What this task involves:
Across the records, find how many lines include the string "JSON" and answer with only the figure.

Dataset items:
————————

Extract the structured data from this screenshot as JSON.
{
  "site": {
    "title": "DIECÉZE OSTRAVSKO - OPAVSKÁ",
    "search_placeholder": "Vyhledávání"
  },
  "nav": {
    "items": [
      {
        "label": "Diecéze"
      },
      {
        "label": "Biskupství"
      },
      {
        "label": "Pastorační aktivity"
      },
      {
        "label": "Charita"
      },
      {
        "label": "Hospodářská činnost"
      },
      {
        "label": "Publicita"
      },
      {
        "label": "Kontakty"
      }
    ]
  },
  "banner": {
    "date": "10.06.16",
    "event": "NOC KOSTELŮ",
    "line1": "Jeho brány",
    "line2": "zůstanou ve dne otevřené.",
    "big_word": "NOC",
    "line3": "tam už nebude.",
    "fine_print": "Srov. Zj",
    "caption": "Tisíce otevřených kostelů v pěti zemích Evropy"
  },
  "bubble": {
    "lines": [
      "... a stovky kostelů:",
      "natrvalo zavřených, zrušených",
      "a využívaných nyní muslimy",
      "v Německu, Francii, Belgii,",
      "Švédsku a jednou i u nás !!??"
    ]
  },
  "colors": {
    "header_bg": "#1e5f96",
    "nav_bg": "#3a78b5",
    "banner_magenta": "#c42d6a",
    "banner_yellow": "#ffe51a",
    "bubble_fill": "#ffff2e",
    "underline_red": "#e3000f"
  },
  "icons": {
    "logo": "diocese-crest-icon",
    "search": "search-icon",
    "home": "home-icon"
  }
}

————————

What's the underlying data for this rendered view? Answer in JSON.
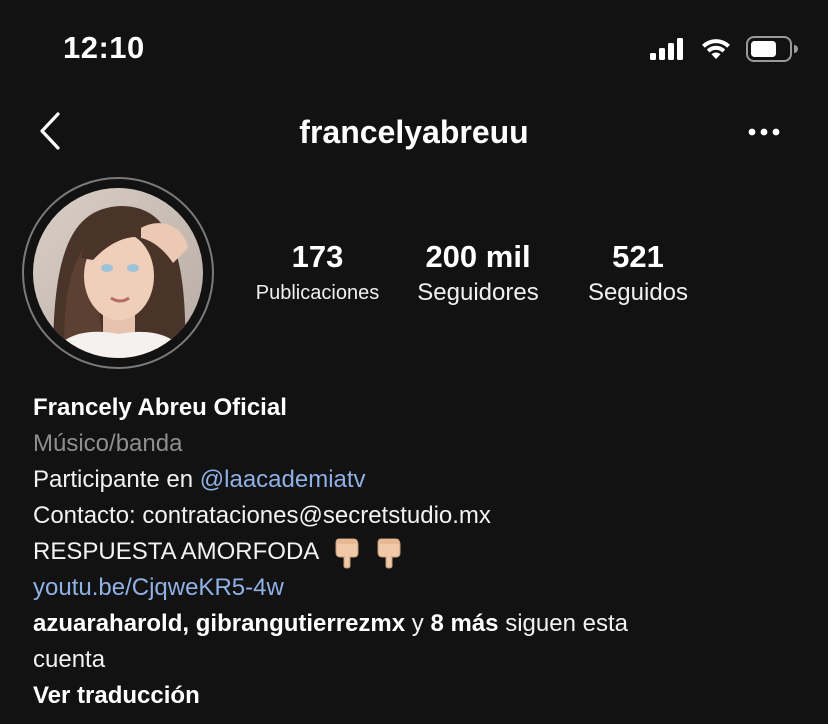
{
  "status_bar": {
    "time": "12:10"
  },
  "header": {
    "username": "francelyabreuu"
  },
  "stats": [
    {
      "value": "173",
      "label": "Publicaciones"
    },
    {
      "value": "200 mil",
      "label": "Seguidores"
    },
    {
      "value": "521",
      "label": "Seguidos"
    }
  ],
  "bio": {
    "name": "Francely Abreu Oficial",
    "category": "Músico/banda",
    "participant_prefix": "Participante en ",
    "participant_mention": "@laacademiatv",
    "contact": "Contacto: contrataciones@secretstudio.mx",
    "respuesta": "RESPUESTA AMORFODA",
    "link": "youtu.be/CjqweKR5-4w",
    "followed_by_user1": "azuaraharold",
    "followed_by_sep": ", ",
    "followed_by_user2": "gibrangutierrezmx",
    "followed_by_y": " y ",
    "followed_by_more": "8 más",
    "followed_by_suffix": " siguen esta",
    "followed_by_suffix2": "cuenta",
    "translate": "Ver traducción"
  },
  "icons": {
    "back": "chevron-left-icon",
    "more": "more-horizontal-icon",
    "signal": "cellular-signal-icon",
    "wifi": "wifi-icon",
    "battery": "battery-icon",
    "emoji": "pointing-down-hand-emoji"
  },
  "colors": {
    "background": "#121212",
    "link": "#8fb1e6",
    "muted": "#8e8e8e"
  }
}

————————

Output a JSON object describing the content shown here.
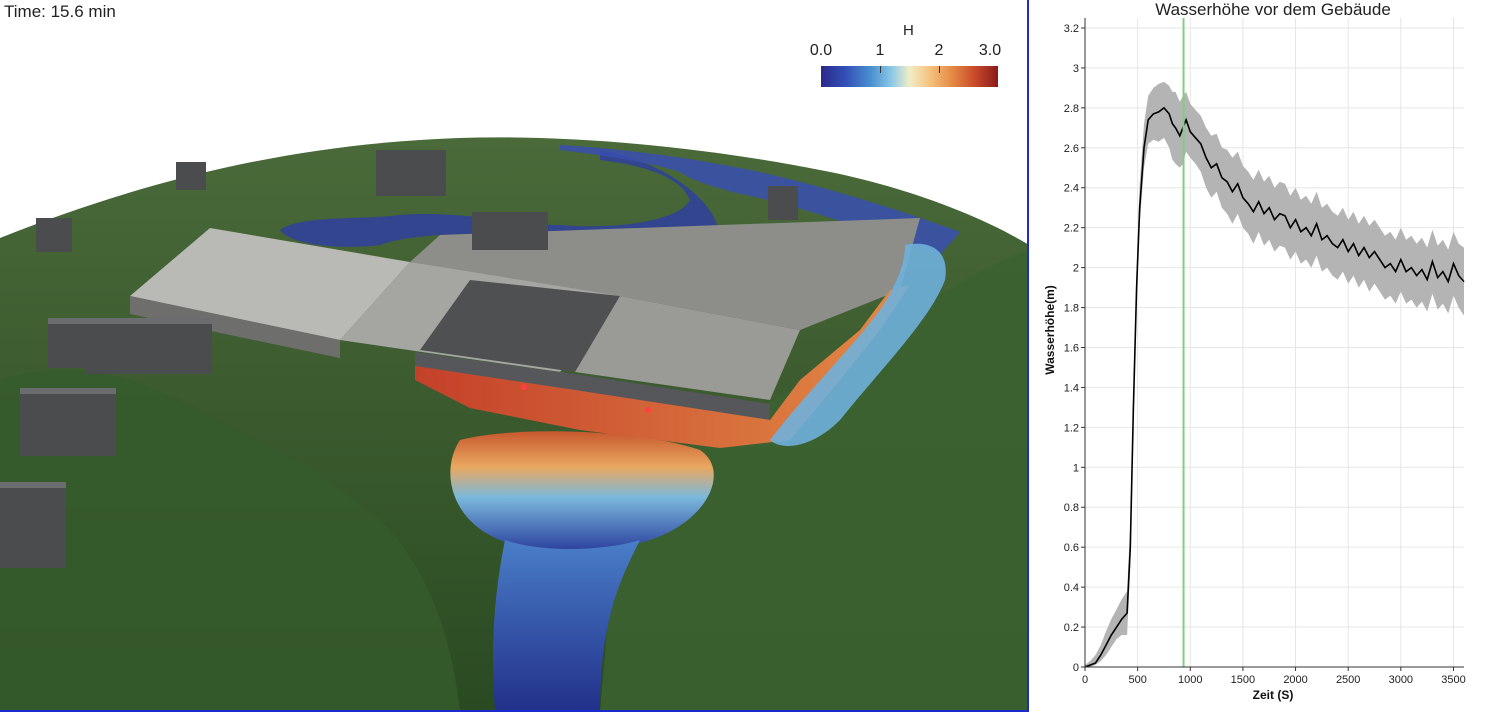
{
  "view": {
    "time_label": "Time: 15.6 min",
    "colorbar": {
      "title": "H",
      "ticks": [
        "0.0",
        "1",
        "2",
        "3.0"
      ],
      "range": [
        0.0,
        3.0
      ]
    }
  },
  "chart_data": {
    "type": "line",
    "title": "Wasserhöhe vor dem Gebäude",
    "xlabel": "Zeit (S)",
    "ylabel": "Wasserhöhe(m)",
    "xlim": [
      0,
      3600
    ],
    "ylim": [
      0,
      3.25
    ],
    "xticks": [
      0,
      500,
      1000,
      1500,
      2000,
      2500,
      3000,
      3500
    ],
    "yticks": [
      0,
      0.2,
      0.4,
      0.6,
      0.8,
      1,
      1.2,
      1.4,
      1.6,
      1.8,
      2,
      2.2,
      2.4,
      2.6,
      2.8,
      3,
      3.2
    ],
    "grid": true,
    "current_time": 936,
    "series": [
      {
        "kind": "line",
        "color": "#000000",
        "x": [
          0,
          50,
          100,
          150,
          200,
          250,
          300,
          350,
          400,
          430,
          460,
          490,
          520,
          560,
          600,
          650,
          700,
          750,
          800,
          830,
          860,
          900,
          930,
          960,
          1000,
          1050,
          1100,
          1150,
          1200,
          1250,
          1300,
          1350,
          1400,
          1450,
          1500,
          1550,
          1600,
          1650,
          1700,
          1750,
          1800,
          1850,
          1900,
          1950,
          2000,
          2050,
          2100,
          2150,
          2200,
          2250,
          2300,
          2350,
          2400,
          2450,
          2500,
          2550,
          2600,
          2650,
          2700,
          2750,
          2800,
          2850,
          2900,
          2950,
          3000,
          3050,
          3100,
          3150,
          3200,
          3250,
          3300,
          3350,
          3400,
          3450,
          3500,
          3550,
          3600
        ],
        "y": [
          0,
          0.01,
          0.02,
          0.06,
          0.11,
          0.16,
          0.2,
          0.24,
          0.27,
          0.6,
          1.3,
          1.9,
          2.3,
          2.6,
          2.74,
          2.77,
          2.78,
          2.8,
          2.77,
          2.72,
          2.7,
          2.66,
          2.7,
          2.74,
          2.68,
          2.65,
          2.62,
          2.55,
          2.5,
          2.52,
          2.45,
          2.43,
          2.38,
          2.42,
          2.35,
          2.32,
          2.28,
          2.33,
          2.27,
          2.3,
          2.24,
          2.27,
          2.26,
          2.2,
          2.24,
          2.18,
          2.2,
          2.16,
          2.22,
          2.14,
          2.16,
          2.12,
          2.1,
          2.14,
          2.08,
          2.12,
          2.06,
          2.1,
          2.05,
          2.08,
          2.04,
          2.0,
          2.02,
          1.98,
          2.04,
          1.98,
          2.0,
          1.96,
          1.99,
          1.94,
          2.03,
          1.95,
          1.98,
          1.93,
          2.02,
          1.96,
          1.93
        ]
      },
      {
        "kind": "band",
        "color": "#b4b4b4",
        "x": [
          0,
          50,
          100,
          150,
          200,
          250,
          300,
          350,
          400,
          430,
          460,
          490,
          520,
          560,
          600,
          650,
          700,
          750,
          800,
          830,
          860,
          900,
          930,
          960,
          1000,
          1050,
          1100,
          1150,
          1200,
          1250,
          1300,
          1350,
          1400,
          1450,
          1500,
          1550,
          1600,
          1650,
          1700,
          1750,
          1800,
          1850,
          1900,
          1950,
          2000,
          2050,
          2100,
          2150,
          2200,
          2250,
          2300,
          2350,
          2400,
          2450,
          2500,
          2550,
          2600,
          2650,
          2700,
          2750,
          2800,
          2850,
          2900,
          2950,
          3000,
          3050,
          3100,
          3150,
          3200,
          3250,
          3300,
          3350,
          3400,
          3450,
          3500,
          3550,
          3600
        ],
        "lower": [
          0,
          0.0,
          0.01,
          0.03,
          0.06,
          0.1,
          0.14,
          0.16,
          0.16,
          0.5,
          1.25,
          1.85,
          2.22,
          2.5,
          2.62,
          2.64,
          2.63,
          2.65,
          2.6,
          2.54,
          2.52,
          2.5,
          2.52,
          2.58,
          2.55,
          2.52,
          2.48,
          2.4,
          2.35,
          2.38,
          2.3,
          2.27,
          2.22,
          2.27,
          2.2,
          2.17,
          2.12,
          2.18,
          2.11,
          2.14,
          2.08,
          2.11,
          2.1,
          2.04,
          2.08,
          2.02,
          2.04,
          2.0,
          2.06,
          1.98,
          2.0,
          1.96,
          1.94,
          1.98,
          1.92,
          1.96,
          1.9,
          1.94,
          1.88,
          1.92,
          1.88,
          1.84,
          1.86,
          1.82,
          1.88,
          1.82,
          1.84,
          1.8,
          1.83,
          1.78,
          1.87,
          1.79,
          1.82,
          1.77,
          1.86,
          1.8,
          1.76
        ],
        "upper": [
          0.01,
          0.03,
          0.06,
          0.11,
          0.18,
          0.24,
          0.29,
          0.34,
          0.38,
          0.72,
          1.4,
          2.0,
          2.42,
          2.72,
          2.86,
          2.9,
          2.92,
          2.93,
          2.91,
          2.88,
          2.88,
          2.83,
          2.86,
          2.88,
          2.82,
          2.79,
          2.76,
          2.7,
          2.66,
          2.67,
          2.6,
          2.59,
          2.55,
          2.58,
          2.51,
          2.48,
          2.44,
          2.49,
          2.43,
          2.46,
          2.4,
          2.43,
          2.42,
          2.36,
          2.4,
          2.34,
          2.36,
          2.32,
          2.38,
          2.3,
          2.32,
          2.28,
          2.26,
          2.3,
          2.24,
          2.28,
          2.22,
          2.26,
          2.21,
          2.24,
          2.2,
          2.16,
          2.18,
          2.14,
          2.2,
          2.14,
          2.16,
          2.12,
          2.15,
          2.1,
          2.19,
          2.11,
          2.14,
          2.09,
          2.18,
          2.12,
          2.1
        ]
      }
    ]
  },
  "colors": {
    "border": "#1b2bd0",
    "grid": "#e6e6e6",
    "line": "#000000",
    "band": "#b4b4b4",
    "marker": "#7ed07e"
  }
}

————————

Reply:
3